Codemasters, you have annoyed me. During a time of financial hardship, unwillingness from consumers to spend and a media that is broadcasting doom and gloom about any cash related topic, you felt the need to go and make things worse. Why would you do that? There were more than enough games that were going be exchanged at my local games outlet – by which I mean online of course – for a handful of notes this coming ‘fall’. Nevertheless, you decided that just one more couldn’t hurt. Now though, a choice has to be made; adding another title to my already substantial purchase list or wanting to eat for a fortnight. Tough choice; or at least it would have if I hadn’t begun planning for this month’s food rationing.
Today marked a historic day in my TSA journey, as I did exactly that. My first venture into the world of press events led me to Soho where I was greeted by the wonderful people of Codemasters, who were there to show off the first DiRT sequel since the tragic death of Colin McRae back in September 2007. Personally, arcade racers are my forte as well as my preference, so I wasn’t entirely sure what to expect from DiRT 2; especially as a rally game hasn’t been present in my console since the original PlayStation with Colin McRae Rally – the original. Why though I’m not entirely sure, especially as the Colin McRae series has always been compared to more arcade style racers in spite of its realistic racing. Not to mention my strange passion for the Rally – I don’t know any racers, any tracks, but I love watching the sport.
One thing that Codemasters wanted to nail with DiRT 2 was the feeling of a festival atmosphere – “imagine X-Games meets Glastonbury” – and I’m struggling to think of a game that has done it better. Beginning in ‘Your RV’, your home away from home, the festive feel is simply fantastic. Remarkably, this is the menu screen, where inside Your RV you can check out the main single player events using the DiRT Tour map, all of which are events you’ve been invited to (which are essentially unlocked). My Stuff, Multiplayer and Extras are also present in your fully modelled RV, while Start Race, My Rides, News and Options are located outside. With a fully licensed soundtrack, mixed by Kerrang! Radio DJ Kristian Stephenson, the music is used to great effect. Supporting true 3D sound using the pioneering 3D7, the change in volume, treble and bass depending on your location in the menu helps add to the brilliant immersion. As for the actual tracks, they are gorgeous. With fantastic draw distance, beautiful textures and attention to detail, they really help make this game stunning. At points during single player races, using the Replay function was a blessing, giving the chance just to admire the sun setting over the distant mountains.
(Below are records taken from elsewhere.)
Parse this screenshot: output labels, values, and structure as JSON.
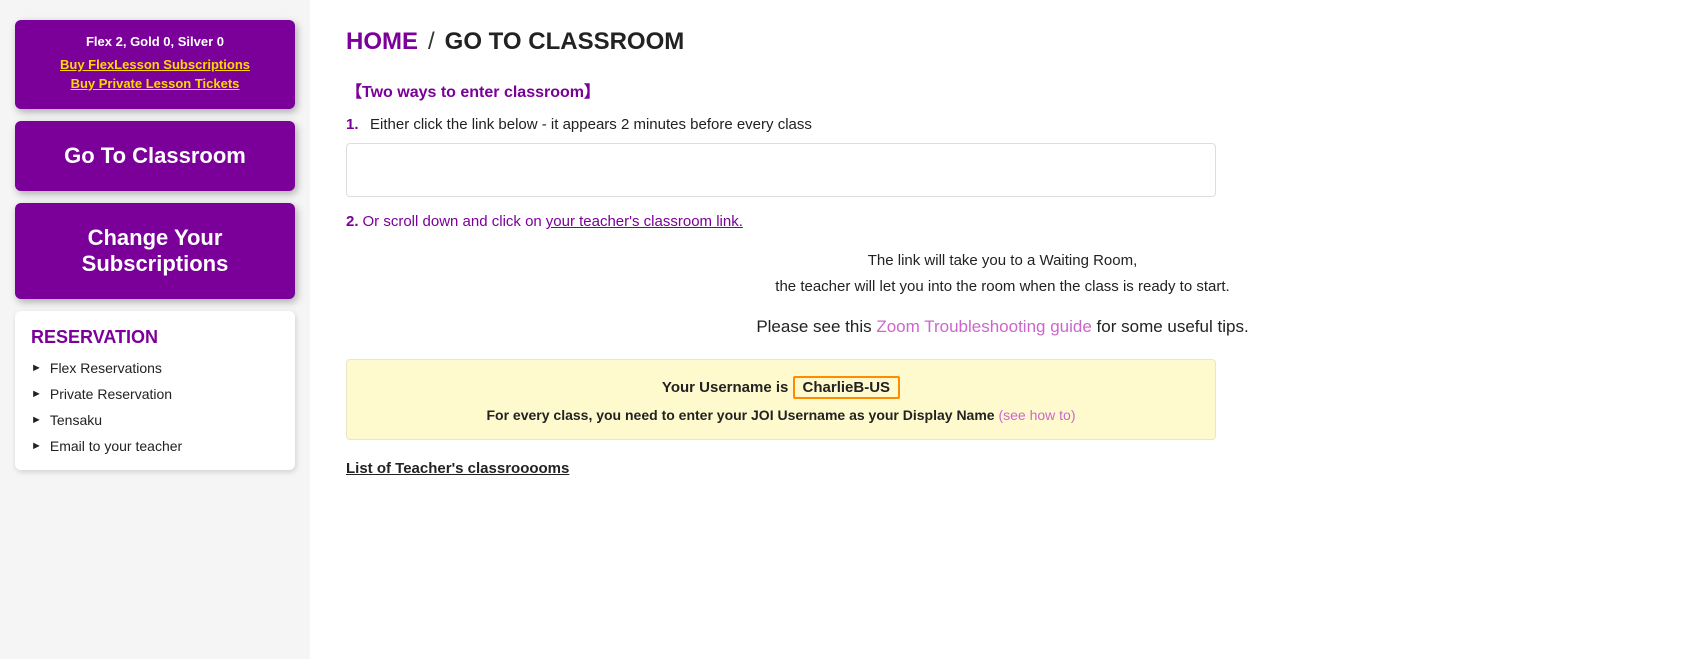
{
  "sidebar": {
    "subscription_info": "Flex 2, Gold 0, Silver 0",
    "buy_flex_label": "Buy FlexLesson Subscriptions",
    "buy_private_label": "Buy Private Lesson Tickets",
    "go_to_classroom_label": "Go To Classroom",
    "change_subscriptions_label": "Change Your Subscriptions",
    "reservation_title": "RESERVATION",
    "reservation_items": [
      {
        "label": "Flex Reservations"
      },
      {
        "label": "Private Reservation"
      },
      {
        "label": "Tensaku"
      },
      {
        "label": "Email to your teacher"
      }
    ]
  },
  "main": {
    "breadcrumb_home": "HOME",
    "breadcrumb_separator": "/",
    "breadcrumb_current": "GO TO CLASSROOM",
    "two_ways_title": "【Two ways to enter classroom】",
    "step1_num": "1.",
    "step1_text": "Either click the link below - it appears 2 minutes before every class",
    "step2_num": "2.",
    "step2_text": "Or scroll down and click on ",
    "step2_link": "your teacher's classroom link.",
    "waiting_room_line1": "The link will take you to a Waiting Room,",
    "waiting_room_line2": "the teacher will let you into the room when the class is ready to start.",
    "troubleshoot_text": "Please see this ",
    "troubleshoot_link": "Zoom Troubleshooting guide",
    "troubleshoot_suffix": " for some useful tips.",
    "username_label": "Your Username is ",
    "username_value": "CharlieB-US",
    "display_name_text": "For every class, you need to enter your JOI Username as your Display Name ",
    "display_name_link": "(see how to)",
    "teacher_list_label": "List of Teacher's classrooooms"
  }
}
The racing disciplines that are included are; Rally – a staggered start, fast-paced race where drivers will need all their skill to make it through, Trailblazer – an open, point-to-point, staggered start, race all about speed, Raid – multi-car, split route point-to-point battles, Landrush – races around windy dirt circuits and Rallycross – tight, level, circuit tracks. Throughout the Tour you will travel various stunning locales, including Croatia, Malaysia, China and London; you will also gain experience, improve your rep, get famous, hone your skills and earn cash – which can be used to customise your vehicles liveries and dashboards. Already you can start to see the variety that DiRT 2 brings to the table; from your traditional Rally’s across real world tracks, to created tracks based on real world locales, such as a Rallycross at Battersea Power Station.
How does it drive though? Beautiful graphics and an immersive visual style are great assets, but without a solid foundation of quality gameplay, what’s the point? From the demo it’s impossible to tell; is DiRT 2 a well decorated yet rickety old shed, or a gloriously, designed penthouse? Without playing, there is no way of knowing. Luckily, with some hands-on time with both the single and multiplayer portions of the game, I can safely say, “Welcome to the penthouse”. Overall it was the gameplay that really stood out, despite the brilliance of the art style. The controls are tight and responsive, yet certainly will take some time to master, but it was always incredibly enjoyable. Drifting round a tight corner with inches to spare either side provides great satisfaction, whilst always letting you feel in control.
As with any realistic racer, you’re bound to have some bad days; times where you crash out on the last corner, only to have first, second and third swiped from beneath your nose. DiRT 2 uses an enhanced version of GRID’s EGO engine means, that unsurprisingly, the Flashback system makes a welcome return. This means that when you crash into a tree or curse your luck for catching that ramp slightly wrong as you plummet down the mountainside, simply Flashback and undo your mistake. Be careful though, as you only have a limited number for each race, which is a shame; not from a gameplay point of view, but a visual one. The Flashback system, as with any section of the game, just oozes a fantastic class and style that makes it a pleasure to play. Obviously, the inclusion of this racing saviour means full body damage is present in DiRT 2, with critical damage having a drastic effect on your ability to race. Aside from the single player experience, DiRT 2 boasts a fully fledged multiplayer system, which during the playtest was immense fun.
DiRT 2 went from the peripheral of my gaming vision, to right in the middle of my high beams. As I sit here writing this preview, my mind reminisces about the taster that was provided, and one that has guaranteed a sale come September 11th. Now the only real choice is for which system.